= BRIEF =
The whole listing, from first line to last: copy it exactly.

= TASK INPUTS =
____
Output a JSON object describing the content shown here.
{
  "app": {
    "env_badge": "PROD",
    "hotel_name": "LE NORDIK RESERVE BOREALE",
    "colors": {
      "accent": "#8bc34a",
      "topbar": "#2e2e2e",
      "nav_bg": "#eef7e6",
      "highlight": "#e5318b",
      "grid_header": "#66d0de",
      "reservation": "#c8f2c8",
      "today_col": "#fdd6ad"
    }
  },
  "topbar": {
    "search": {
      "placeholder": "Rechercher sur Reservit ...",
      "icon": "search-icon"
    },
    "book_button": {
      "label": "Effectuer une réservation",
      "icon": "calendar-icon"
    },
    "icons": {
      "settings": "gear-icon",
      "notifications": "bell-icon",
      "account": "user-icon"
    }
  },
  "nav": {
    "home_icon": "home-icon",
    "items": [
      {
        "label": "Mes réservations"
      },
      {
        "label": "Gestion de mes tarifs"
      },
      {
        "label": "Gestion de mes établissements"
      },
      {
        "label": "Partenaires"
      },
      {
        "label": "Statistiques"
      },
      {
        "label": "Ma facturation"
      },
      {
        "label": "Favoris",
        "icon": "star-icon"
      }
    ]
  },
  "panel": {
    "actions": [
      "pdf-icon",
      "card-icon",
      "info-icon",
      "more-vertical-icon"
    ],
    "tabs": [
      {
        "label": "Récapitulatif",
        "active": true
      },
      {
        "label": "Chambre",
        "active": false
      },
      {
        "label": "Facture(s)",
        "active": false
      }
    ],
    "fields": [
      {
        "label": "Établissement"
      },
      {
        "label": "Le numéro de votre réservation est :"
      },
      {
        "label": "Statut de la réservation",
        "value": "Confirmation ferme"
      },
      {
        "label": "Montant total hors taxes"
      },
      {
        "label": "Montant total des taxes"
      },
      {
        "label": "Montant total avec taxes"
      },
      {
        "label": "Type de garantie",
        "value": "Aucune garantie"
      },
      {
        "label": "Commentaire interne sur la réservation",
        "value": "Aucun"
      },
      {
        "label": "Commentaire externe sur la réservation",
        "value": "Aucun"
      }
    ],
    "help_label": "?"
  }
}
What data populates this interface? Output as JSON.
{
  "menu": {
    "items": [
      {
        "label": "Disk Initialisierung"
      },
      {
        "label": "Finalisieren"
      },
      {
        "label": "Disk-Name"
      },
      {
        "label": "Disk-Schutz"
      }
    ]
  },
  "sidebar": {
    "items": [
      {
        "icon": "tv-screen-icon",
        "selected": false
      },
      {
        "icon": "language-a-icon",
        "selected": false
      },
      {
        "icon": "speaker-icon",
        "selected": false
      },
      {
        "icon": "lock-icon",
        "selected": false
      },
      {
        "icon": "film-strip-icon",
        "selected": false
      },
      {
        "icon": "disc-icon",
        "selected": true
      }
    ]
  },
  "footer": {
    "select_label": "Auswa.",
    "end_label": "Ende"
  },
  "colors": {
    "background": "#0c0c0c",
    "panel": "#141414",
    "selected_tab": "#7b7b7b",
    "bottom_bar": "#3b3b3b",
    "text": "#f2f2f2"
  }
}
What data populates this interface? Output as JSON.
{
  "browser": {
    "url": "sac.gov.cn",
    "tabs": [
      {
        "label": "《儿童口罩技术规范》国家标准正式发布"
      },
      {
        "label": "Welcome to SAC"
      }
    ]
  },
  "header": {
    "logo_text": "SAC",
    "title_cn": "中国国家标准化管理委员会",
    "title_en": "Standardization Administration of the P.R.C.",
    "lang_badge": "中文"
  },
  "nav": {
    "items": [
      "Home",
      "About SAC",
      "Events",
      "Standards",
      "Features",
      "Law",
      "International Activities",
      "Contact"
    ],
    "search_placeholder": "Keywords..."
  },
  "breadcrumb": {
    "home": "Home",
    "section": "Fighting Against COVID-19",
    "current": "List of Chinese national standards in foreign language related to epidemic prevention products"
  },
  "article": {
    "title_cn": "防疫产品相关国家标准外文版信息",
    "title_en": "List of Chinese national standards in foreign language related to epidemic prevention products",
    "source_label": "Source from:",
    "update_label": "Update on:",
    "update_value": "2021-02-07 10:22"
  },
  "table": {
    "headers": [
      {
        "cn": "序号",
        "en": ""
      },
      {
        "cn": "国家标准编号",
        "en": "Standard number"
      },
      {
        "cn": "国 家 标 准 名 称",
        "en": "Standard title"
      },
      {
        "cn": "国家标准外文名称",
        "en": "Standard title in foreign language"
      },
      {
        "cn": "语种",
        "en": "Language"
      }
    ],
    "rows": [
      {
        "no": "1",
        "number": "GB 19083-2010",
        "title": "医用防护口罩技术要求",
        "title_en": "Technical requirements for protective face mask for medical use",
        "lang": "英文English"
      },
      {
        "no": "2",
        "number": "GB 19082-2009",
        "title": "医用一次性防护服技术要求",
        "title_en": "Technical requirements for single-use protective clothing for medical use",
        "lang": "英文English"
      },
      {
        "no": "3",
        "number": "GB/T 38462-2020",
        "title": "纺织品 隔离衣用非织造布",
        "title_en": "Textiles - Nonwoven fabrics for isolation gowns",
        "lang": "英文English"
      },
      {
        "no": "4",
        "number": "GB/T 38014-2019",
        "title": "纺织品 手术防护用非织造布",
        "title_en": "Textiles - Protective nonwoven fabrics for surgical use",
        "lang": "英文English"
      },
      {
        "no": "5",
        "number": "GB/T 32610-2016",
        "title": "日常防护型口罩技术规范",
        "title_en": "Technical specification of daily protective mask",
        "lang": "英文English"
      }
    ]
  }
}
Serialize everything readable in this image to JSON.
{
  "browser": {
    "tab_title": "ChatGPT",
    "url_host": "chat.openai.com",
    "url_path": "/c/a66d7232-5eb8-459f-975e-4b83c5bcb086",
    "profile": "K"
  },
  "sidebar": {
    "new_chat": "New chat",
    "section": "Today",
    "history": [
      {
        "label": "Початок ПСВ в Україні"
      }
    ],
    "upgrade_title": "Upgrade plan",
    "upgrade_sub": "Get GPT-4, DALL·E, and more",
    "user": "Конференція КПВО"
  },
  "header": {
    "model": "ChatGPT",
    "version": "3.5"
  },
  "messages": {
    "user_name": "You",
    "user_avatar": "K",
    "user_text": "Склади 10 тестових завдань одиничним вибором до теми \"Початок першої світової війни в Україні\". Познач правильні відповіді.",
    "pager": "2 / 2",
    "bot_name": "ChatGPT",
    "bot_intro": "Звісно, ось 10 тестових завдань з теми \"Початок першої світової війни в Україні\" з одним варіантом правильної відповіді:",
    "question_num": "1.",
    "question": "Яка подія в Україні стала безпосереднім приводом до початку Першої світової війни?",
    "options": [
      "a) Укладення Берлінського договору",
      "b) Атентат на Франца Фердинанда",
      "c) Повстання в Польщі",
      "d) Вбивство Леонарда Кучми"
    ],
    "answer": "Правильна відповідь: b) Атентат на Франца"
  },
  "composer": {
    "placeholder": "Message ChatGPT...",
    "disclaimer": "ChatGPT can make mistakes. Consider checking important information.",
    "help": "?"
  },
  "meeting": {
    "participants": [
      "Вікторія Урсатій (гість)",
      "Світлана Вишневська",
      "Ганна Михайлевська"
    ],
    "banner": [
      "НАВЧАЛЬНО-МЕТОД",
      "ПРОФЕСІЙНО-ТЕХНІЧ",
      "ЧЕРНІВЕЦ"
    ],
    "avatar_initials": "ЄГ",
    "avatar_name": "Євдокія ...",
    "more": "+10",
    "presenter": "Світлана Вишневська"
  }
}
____
= RESPONSE AREA =
Output a JSON object describing the content shown here.
{
  "app": {
    "env_badge": "PROD",
    "hotel_name": "LE NORDIK RESERVE BOREALE",
    "colors": {
      "accent": "#8bc34a",
      "topbar": "#2e2e2e",
      "nav_bg": "#eef7e6",
      "highlight": "#e5318b",
      "grid_header": "#66d0de",
      "reservation": "#c8f2c8",
      "today_col": "#fdd6ad"
    }
  },
  "topbar": {
    "search": {
      "placeholder": "Rechercher sur Reservit ...",
      "icon": "search-icon"
    },
    "book_button": {
      "label": "Effectuer une réservation",
      "icon": "calendar-icon"
    },
    "icons": {
      "settings": "gear-icon",
      "notifications": "bell-icon",
      "account": "user-icon"
    }
  },
  "nav": {
    "home_icon": "home-icon",
    "items": [
      {
        "label": "Mes réservations"
      },
      {
        "label": "Gestion de mes tarifs"
      },
      {
        "label": "Gestion de mes établissements"
      },
      {
        "label": "Partenaires"
      },
      {
        "label": "Statistiques"
      },
      {
        "label": "Ma facturation"
      },
      {
        "label": "Favoris",
        "icon": "star-icon"
      }
    ]
  },
  "panel": {
    "actions": [
      "pdf-icon",
      "card-icon",
      "info-icon",
      "more-vertical-icon"
    ],
    "tabs": [
      {
        "label": "Récapitulatif",
        "active": true
      },
      {
        "label": "Chambre",
        "active": false
      },
      {
        "label": "Facture(s)",
        "active": false
      }
    ],
    "fields": [
      {
        "label": "Établissement"
      },
      {
        "label": "Le numéro de votre réservation est :"
      },
      {
        "label": "Statut de la réservation",
        "value": "Confirmation ferme"
      },
      {
        "label": "Montant total hors taxes"
      },
      {
        "label": "Montant total des taxes"
      },
      {
        "label": "Montant total avec taxes"
      },
      {
        "label": "Type de garantie",
        "value": "Aucune garantie"
      },
      {
        "label": "Commentaire interne sur la réservation",
        "value": "Aucun"
      },
      {
        "label": "Commentaire externe sur la réservation",
        "value": "Aucun"
      }
    ],
    "help_label": "?"
  }
}
What data populates this interface? Output as JSON.
{
  "menu": {
    "items": [
      {
        "label": "Disk Initialisierung"
      },
      {
        "label": "Finalisieren"
      },
      {
        "label": "Disk-Name"
      },
      {
        "label": "Disk-Schutz"
      }
    ]
  },
  "sidebar": {
    "items": [
      {
        "icon": "tv-screen-icon",
        "selected": false
      },
      {
        "icon": "language-a-icon",
        "selected": false
      },
      {
        "icon": "speaker-icon",
        "selected": false
      },
      {
        "icon": "lock-icon",
        "selected": false
      },
      {
        "icon": "film-strip-icon",
        "selected": false
      },
      {
        "icon": "disc-icon",
        "selected": true
      }
    ]
  },
  "footer": {
    "select_label": "Auswa.",
    "end_label": "Ende"
  },
  "colors": {
    "background": "#0c0c0c",
    "panel": "#141414",
    "selected_tab": "#7b7b7b",
    "bottom_bar": "#3b3b3b",
    "text": "#f2f2f2"
  }
}
What data populates this interface? Output as JSON.
{
  "browser": {
    "url": "sac.gov.cn",
    "tabs": [
      {
        "label": "《儿童口罩技术规范》国家标准正式发布"
      },
      {
        "label": "Welcome to SAC"
      }
    ]
  },
  "header": {
    "logo_text": "SAC",
    "title_cn": "中国国家标准化管理委员会",
    "title_en": "Standardization Administration of the P.R.C.",
    "lang_badge": "中文"
  },
  "nav": {
    "items": [
      "Home",
      "About SAC",
      "Events",
      "Standards",
      "Features",
      "Law",
      "International Activities",
      "Contact"
    ],
    "search_placeholder": "Keywords..."
  },
  "breadcrumb": {
    "home": "Home",
    "section": "Fighting Against COVID-19",
    "current": "List of Chinese national standards in foreign language related to epidemic prevention products"
  },
  "article": {
    "title_cn": "防疫产品相关国家标准外文版信息",
    "title_en": "List of Chinese national standards in foreign language related to epidemic prevention products",
    "source_label": "Source from:",
    "update_label": "Update on:",
    "update_value": "2021-02-07 10:22"
  },
  "table": {
    "headers": [
      {
        "cn": "序号",
        "en": ""
      },
      {
        "cn": "国家标准编号",
        "en": "Standard number"
      },
      {
        "cn": "国 家 标 准 名 称",
        "en": "Standard title"
      },
      {
        "cn": "国家标准外文名称",
        "en": "Standard title in foreign language"
      },
      {
        "cn": "语种",
        "en": "Language"
      }
    ],
    "rows": [
      {
        "no": "1",
        "number": "GB 19083-2010",
        "title": "医用防护口罩技术要求",
        "title_en": "Technical requirements for protective face mask for medical use",
        "lang": "英文English"
      },
      {
        "no": "2",
        "number": "GB 19082-2009",
        "title": "医用一次性防护服技术要求",
        "title_en": "Technical requirements for single-use protective clothing for medical use",
        "lang": "英文English"
      },
      {
        "no": "3",
        "number": "GB/T 38462-2020",
        "title": "纺织品 隔离衣用非织造布",
        "title_en": "Textiles - Nonwoven fabrics for isolation gowns",
        "lang": "英文English"
      },
      {
        "no": "4",
        "number": "GB/T 38014-2019",
        "title": "纺织品 手术防护用非织造布",
        "title_en": "Textiles - Protective nonwoven fabrics for surgical use",
        "lang": "英文English"
      },
      {
        "no": "5",
        "number": "GB/T 32610-2016",
        "title": "日常防护型口罩技术规范",
        "title_en": "Technical specification of daily protective mask",
        "lang": "英文English"
      }
    ]
  }
}
Serialize everything readable in this image to JSON.
{
  "browser": {
    "tab_title": "ChatGPT",
    "url_host": "chat.openai.com",
    "url_path": "/c/a66d7232-5eb8-459f-975e-4b83c5bcb086",
    "profile": "K"
  },
  "sidebar": {
    "new_chat": "New chat",
    "section": "Today",
    "history": [
      {
        "label": "Початок ПСВ в Україні"
      }
    ],
    "upgrade_title": "Upgrade plan",
    "upgrade_sub": "Get GPT-4, DALL·E, and more",
    "user": "Конференція КПВО"
  },
  "header": {
    "model": "ChatGPT",
    "version": "3.5"
  },
  "messages": {
    "user_name": "You",
    "user_avatar": "K",
    "user_text": "Склади 10 тестових завдань одиничним вибором до теми \"Початок першої світової війни в Україні\". Познач правильні відповіді.",
    "pager": "2 / 2",
    "bot_name": "ChatGPT",
    "bot_intro": "Звісно, ось 10 тестових завдань з теми \"Початок першої світової війни в Україні\" з одним варіантом правильної відповіді:",
    "question_num": "1.",
    "question": "Яка подія в Україні стала безпосереднім приводом до початку Першої світової війни?",
    "options": [
      "a) Укладення Берлінського договору",
      "b) Атентат на Франца Фердинанда",
      "c) Повстання в Польщі",
      "d) Вбивство Леонарда Кучми"
    ],
    "answer": "Правильна відповідь: b) Атентат на Франца"
  },
  "composer": {
    "placeholder": "Message ChatGPT...",
    "disclaimer": "ChatGPT can make mistakes. Consider checking important information.",
    "help": "?"
  },
  "meeting": {
    "participants": [
      "Вікторія Урсатій (гість)",
      "Світлана Вишневська",
      "Ганна Михайлевська"
    ],
    "banner": [
      "НАВЧАЛЬНО-МЕТОД",
      "ПРОФЕСІЙНО-ТЕХНІЧ",
      "ЧЕРНІВЕЦ"
    ],
    "avatar_initials": "ЄГ",
    "avatar_name": "Євдокія ...",
    "more": "+10",
    "presenter": "Світлана Вишневська"
  }
}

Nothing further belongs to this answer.